Data items
+ + +

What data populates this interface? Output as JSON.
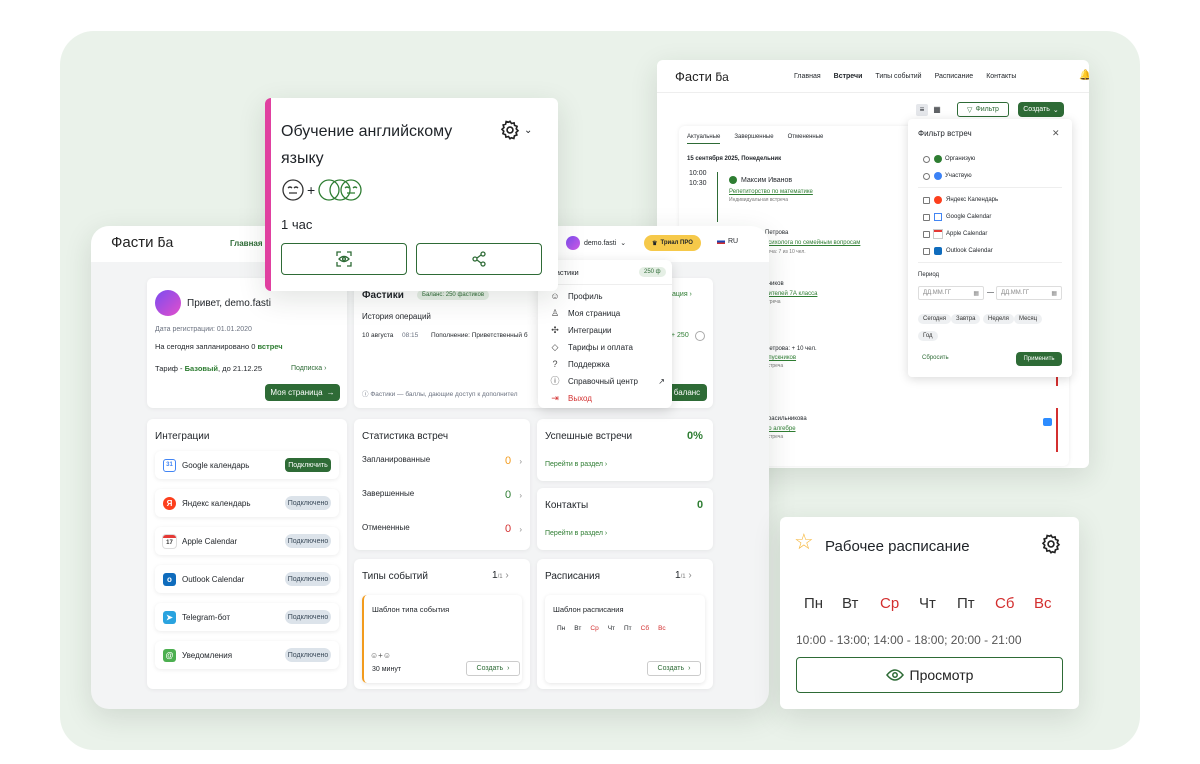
{
  "colors": {
    "accent": "#2e6b36",
    "bg": "#eaf2ea",
    "red": "#d32f2f",
    "orange": "#f29b1d",
    "pink": "#e040a0",
    "pro": "#f6c94a"
  },
  "logo": {
    "text": "Фасти",
    "mark": "ƃa"
  },
  "nav_top": {
    "items": [
      "Главная",
      "Встречи",
      "Типы событий",
      "Расписание",
      "Контакты"
    ],
    "active": "Встречи"
  },
  "toolbar": {
    "filter": "Фильтр",
    "create": "Создать"
  },
  "tabs": [
    "Актуальные",
    "Завершенные",
    "Отмененные"
  ],
  "events": {
    "date": "15 сентября 2025, Понедельник",
    "time_from": "10:00",
    "time_to": "10:30",
    "e1_name": "Максим Иванов",
    "e1_link": "Репетиторство по математике",
    "e1_sub": "Индивидуальная встреча",
    "e2_name": "Петрова",
    "e2_link": "психолога по семейным вопросам",
    "e2_sub": "реча: 7 из 10 чел.",
    "e3_name": "тников",
    "e3_link": "дителей 7А класса",
    "e3_sub": "стреча",
    "e4_name": "Петрова: + 10 чел.",
    "e4_link": "ипускников",
    "e4_sub": "встреча",
    "e5_name": "Грасильникова",
    "e5_link": "по алгебре",
    "e5_sub": "встреча"
  },
  "filter": {
    "title": "Фильтр встреч",
    "close": "✕",
    "roles": [
      "Организую",
      "Участвую"
    ],
    "calendars": [
      "Яндекс Календарь",
      "Google Calendar",
      "Apple Calendar",
      "Outlook Calendar"
    ],
    "period": "Период",
    "from": "ДД.ММ.ГГ",
    "to": "ДД.ММ.ГГ",
    "chips": [
      "Сегодня",
      "Завтра",
      "Неделя",
      "Месяц",
      "Год"
    ],
    "reset": "Сбросить",
    "apply": "Применить"
  },
  "header_main": {
    "home": "Главная",
    "user": "demo.fasti",
    "pro": "Триал ПРО",
    "lang": "RU"
  },
  "course": {
    "title_l1": "Обучение английскому",
    "title_l2": "языку",
    "duration": "1 час"
  },
  "dropdown": {
    "balance_label": "Фастики",
    "balance": "250 ф",
    "items": [
      "Профиль",
      "Моя страница",
      "Интеграции",
      "Тарифы и оплата",
      "Поддержка",
      "Справочный центр",
      "Выход"
    ]
  },
  "welcome": {
    "greet": "Привет, demo.fasti",
    "reg": "Дата регистрации: 01.01.2020",
    "today": "На сегодня запланировано 0 ",
    "today_bold": "встреч",
    "tariff_pre": "Тариф - ",
    "tariff_plan": "Базовый",
    "tariff_post": ", до 21.12.25",
    "subscription": "Подписка",
    "my_page": "Моя страница"
  },
  "fastiki": {
    "title": "Фастики",
    "balance_badge": "Баланс: 250 фастиков",
    "history": "История операций",
    "date": "10 августа",
    "time": "08:15",
    "op": "Пополнение: Приветственный б",
    "ops_link": "ация",
    "amount": "+ 250",
    "note": "Фастики — баллы, дающие доступ к дополнител",
    "topup": "баланс"
  },
  "integrations": {
    "title": "Интеграции",
    "items": [
      {
        "name": "Google календарь",
        "status": "Подключить"
      },
      {
        "name": "Яндекс календарь",
        "status": "Подключено"
      },
      {
        "name": "Apple Calendar",
        "status": "Подключено"
      },
      {
        "name": "Outlook Calendar",
        "status": "Подключено"
      },
      {
        "name": "Telegram-бот",
        "status": "Подключено"
      },
      {
        "name": "Уведомления",
        "status": "Подключено"
      }
    ]
  },
  "stats": {
    "title": "Статистика встреч",
    "rows": [
      {
        "label": "Запланированные",
        "value": "0"
      },
      {
        "label": "Завершенные",
        "value": "0"
      },
      {
        "label": "Отмененные",
        "value": "0"
      }
    ]
  },
  "success": {
    "title": "Успешные встречи",
    "value": "0%",
    "link": "Перейти в раздел"
  },
  "contacts": {
    "title": "Контакты",
    "value": "0",
    "link": "Перейти в раздел"
  },
  "types": {
    "title": "Типы событий",
    "count": "1",
    "of": "/1",
    "tpl": "Шаблон типа события",
    "dur": "30 минут",
    "create": "Создать"
  },
  "schedules": {
    "title": "Расписания",
    "count": "1",
    "of": "/1",
    "tpl": "Шаблон расписания",
    "days": [
      "Пн",
      "Вт",
      "Ср",
      "Чт",
      "Пт",
      "Сб",
      "Вс"
    ],
    "create": "Создать"
  },
  "work": {
    "title": "Рабочее расписание",
    "days": [
      "Пн",
      "Вт",
      "Ср",
      "Чт",
      "Пт",
      "Сб",
      "Вс"
    ],
    "hours": "10:00 - 13:00; 14:00 - 18:00; 20:00 - 21:00",
    "view": "Просмотр"
  }
}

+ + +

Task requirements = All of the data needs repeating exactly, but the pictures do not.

Result of the exercise =
What data populates this interface? Output as JSON.
{
  "colors": {
    "accent": "#2e6b36",
    "bg": "#eaf2ea",
    "red": "#d32f2f",
    "orange": "#f29b1d",
    "pink": "#e040a0",
    "pro": "#f6c94a"
  },
  "logo": {
    "text": "Фасти",
    "mark": "ƃa"
  },
  "nav_top": {
    "items": [
      "Главная",
      "Встречи",
      "Типы событий",
      "Расписание",
      "Контакты"
    ],
    "active": "Встречи"
  },
  "toolbar": {
    "filter": "Фильтр",
    "create": "Создать"
  },
  "tabs": [
    "Актуальные",
    "Завершенные",
    "Отмененные"
  ],
  "events": {
    "date": "15 сентября 2025, Понедельник",
    "time_from": "10:00",
    "time_to": "10:30",
    "e1_name": "Максим Иванов",
    "e1_link": "Репетиторство по математике",
    "e1_sub": "Индивидуальная встреча",
    "e2_name": "Петрова",
    "e2_link": "психолога по семейным вопросам",
    "e2_sub": "реча: 7 из 10 чел.",
    "e3_name": "тников",
    "e3_link": "дителей 7А класса",
    "e3_sub": "стреча",
    "e4_name": "Петрова: + 10 чел.",
    "e4_link": "ипускников",
    "e4_sub": "встреча",
    "e5_name": "Грасильникова",
    "e5_link": "по алгебре",
    "e5_sub": "встреча"
  },
  "filter": {
    "title": "Фильтр встреч",
    "close": "✕",
    "roles": [
      "Организую",
      "Участвую"
    ],
    "calendars": [
      "Яндекс Календарь",
      "Google Calendar",
      "Apple Calendar",
      "Outlook Calendar"
    ],
    "period": "Период",
    "from": "ДД.ММ.ГГ",
    "to": "ДД.ММ.ГГ",
    "chips": [
      "Сегодня",
      "Завтра",
      "Неделя",
      "Месяц",
      "Год"
    ],
    "reset": "Сбросить",
    "apply": "Применить"
  },
  "header_main": {
    "home": "Главная",
    "user": "demo.fasti",
    "pro": "Триал ПРО",
    "lang": "RU"
  },
  "course": {
    "title_l1": "Обучение английскому",
    "title_l2": "языку",
    "duration": "1 час"
  },
  "dropdown": {
    "balance_label": "Фастики",
    "balance": "250 ф",
    "items": [
      "Профиль",
      "Моя страница",
      "Интеграции",
      "Тарифы и оплата",
      "Поддержка",
      "Справочный центр",
      "Выход"
    ]
  },
  "welcome": {
    "greet": "Привет, demo.fasti",
    "reg": "Дата регистрации: 01.01.2020",
    "today": "На сегодня запланировано 0 ",
    "today_bold": "встреч",
    "tariff_pre": "Тариф - ",
    "tariff_plan": "Базовый",
    "tariff_post": ", до 21.12.25",
    "subscription": "Подписка",
    "my_page": "Моя страница"
  },
  "fastiki": {
    "title": "Фастики",
    "balance_badge": "Баланс: 250 фастиков",
    "history": "История операций",
    "date": "10 августа",
    "time": "08:15",
    "op": "Пополнение: Приветственный б",
    "ops_link": "ация",
    "amount": "+ 250",
    "note": "Фастики — баллы, дающие доступ к дополнител",
    "topup": "баланс"
  },
  "integrations": {
    "title": "Интеграции",
    "items": [
      {
        "name": "Google календарь",
        "status": "Подключить"
      },
      {
        "name": "Яндекс календарь",
        "status": "Подключено"
      },
      {
        "name": "Apple Calendar",
        "status": "Подключено"
      },
      {
        "name": "Outlook Calendar",
        "status": "Подключено"
      },
      {
        "name": "Telegram-бот",
        "status": "Подключено"
      },
      {
        "name": "Уведомления",
        "status": "Подключено"
      }
    ]
  },
  "stats": {
    "title": "Статистика встреч",
    "rows": [
      {
        "label": "Запланированные",
        "value": "0"
      },
      {
        "label": "Завершенные",
        "value": "0"
      },
      {
        "label": "Отмененные",
        "value": "0"
      }
    ]
  },
  "success": {
    "title": "Успешные встречи",
    "value": "0%",
    "link": "Перейти в раздел"
  },
  "contacts": {
    "title": "Контакты",
    "value": "0",
    "link": "Перейти в раздел"
  },
  "types": {
    "title": "Типы событий",
    "count": "1",
    "of": "/1",
    "tpl": "Шаблон типа события",
    "dur": "30 минут",
    "create": "Создать"
  },
  "schedules": {
    "title": "Расписания",
    "count": "1",
    "of": "/1",
    "tpl": "Шаблон расписания",
    "days": [
      "Пн",
      "Вт",
      "Ср",
      "Чт",
      "Пт",
      "Сб",
      "Вс"
    ],
    "create": "Создать"
  },
  "work": {
    "title": "Рабочее расписание",
    "days": [
      "Пн",
      "Вт",
      "Ср",
      "Чт",
      "Пт",
      "Сб",
      "Вс"
    ],
    "hours": "10:00 - 13:00; 14:00 - 18:00; 20:00 - 21:00",
    "view": "Просмотр"
  }
}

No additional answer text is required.